In the data below, find each line that contains the word "author" and copy it.

:: Data under study ::

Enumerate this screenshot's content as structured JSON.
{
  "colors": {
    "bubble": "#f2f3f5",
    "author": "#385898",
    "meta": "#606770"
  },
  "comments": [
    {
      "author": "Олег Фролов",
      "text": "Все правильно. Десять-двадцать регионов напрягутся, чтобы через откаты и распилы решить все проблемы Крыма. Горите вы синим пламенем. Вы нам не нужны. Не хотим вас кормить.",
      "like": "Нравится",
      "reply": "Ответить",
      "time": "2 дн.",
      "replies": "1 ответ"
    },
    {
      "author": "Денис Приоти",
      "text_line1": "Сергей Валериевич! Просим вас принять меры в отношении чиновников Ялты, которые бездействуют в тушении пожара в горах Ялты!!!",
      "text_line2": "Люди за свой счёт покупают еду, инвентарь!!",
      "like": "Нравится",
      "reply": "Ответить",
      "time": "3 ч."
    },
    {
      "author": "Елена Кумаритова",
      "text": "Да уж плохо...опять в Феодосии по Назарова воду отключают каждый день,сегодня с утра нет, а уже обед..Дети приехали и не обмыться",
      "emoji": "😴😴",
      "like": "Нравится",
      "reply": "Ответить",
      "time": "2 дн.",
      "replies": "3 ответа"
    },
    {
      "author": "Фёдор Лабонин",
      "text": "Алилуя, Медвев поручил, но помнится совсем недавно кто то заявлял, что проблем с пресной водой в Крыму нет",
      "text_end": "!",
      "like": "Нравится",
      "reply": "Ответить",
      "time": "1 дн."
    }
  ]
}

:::

_Task response_
    "author": "#385898",
      "author": "Олег Фролов",
      "author": "Денис Приоти",
      "author": "Елена Кумаритова",
      "author": "Фёдор Лабонин",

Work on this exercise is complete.